Gasoline engine downsizing has become a popular and effective approach to reduce CO2 emissions from passenger cars. This is typically achieved in the form of a boosted direct injection gasoline engine, which are typically equipped with variable valve timing (VVT) devices on the intake and/or exhaust valves. This paper describes the synergies between valve timings and boost based on experimental investigations in a single cylinder gasoline direct injection spark ignited (DISI) engine with variable cam phasing on both the intake and exhaust cams. Two cam profiles have been tested to realize Miller cycle and compared with the standard camshaft. One cam features a long opening duration and standard valve lift for Late Intake Valve Closing (LIVC) and the other cam has a short opening duration and low valve lift for Early Intake Valve Closing (EIVC).
Technical Paper

Study on Layered Close Loop Control of 4-Stroke Gasoline HCCI Engine Equipped with 4VVAS

2008-04-14
2008-01-0791
Homogeneous Charge Compression Ignition (HCCI) has the potential of reducing fuel consumption as well as NOx emissions. However, it is still confronted with problems in real-time control system and control strategy for the application of HCCI, which are studied in detail in this paper. A CAN-bus-based distributed HCCI control system was designed to implement a layered close loop control for HCCI gasoline engine equipped with 4VVAS. Meanwhile, a layered management strategy was developed to achieve high real-time control as well as to simplify the couplings between the inputs and the outputs. The entire control system was stratified into three layers, which are responsible for load (IMEP) management; combustion phase (CA50) control and mechanical system control respectively, each with its own specified close loop control strategy. The system is outstanding for its explicit configuration, easy actualization and robust performance.
Technical Paper

Study of Particle Number Emissions from a Turbocharged Gasoline Direct Injection (GDI) Engine Including Data from a Fast-Response Particle Size Spectrometer

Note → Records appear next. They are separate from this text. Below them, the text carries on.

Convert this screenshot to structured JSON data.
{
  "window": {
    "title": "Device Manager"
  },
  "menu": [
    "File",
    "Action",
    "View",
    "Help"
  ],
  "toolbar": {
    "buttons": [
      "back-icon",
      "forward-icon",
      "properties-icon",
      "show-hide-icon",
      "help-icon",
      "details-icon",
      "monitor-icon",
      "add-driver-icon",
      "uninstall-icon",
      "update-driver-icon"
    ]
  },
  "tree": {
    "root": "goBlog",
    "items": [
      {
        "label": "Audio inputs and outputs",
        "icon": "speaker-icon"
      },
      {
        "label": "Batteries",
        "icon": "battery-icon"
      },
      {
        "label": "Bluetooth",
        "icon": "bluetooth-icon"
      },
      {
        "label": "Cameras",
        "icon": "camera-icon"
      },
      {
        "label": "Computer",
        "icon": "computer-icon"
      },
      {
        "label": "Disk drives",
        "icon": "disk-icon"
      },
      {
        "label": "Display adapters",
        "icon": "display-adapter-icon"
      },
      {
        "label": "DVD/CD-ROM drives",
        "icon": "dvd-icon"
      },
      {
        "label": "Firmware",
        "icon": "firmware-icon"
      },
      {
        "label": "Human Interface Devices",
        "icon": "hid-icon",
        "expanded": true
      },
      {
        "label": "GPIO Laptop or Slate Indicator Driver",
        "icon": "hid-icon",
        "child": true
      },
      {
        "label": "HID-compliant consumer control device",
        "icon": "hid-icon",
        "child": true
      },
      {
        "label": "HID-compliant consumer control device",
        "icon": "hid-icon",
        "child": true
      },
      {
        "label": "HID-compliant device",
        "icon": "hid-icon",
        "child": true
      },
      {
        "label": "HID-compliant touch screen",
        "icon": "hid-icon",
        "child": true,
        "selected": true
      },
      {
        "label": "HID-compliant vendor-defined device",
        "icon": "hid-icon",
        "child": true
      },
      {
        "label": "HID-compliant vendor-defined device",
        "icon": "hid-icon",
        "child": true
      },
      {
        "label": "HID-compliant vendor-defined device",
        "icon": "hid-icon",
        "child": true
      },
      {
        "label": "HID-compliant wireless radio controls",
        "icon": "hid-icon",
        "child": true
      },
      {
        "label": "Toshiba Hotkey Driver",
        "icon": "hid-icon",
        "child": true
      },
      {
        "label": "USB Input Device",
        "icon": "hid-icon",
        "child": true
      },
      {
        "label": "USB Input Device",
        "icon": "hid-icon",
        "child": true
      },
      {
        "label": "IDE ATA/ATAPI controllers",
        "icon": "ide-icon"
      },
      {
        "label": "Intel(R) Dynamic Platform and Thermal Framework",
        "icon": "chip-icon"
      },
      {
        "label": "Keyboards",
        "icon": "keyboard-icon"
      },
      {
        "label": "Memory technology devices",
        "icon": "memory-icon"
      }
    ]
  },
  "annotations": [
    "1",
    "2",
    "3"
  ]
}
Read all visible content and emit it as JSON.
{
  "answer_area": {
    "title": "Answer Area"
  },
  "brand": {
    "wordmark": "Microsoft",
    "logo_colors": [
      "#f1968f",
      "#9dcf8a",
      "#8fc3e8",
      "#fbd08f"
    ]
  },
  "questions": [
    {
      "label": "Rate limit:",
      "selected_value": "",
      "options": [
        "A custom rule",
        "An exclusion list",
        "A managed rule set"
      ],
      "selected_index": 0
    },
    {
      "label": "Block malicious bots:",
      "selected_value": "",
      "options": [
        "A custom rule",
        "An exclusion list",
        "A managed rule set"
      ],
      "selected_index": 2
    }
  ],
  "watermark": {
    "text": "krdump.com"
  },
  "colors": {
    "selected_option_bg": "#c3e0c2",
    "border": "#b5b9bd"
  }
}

2011-04-12
2011-01-1224
A study has been conducted to measure the particle number emissions from a current-generation 1.6-liter, Euro IV-compliant turbo-charged Gasoline Direct Injection (GDI) passenger car engine. A fast-response particle size spectrometer was used along with a PMP-compliant particulate measurement system to measure the effect of various engine parameters on the particulate emissions during the New European Drive Cycle (NEDC). Overall particle number is shown along with further analysis of the transient particle emissions. The cold start clearly affects particle formation with approximately 50% of the cumulative particle number being emitted within 200 seconds of the start. Even beyond 200 seconds, the particle number emissions fall as the test progresses and are generally consistent with increases in engine coolant temperature indicating that cold engine fuel preparation issues are contributing to the particle number count.
X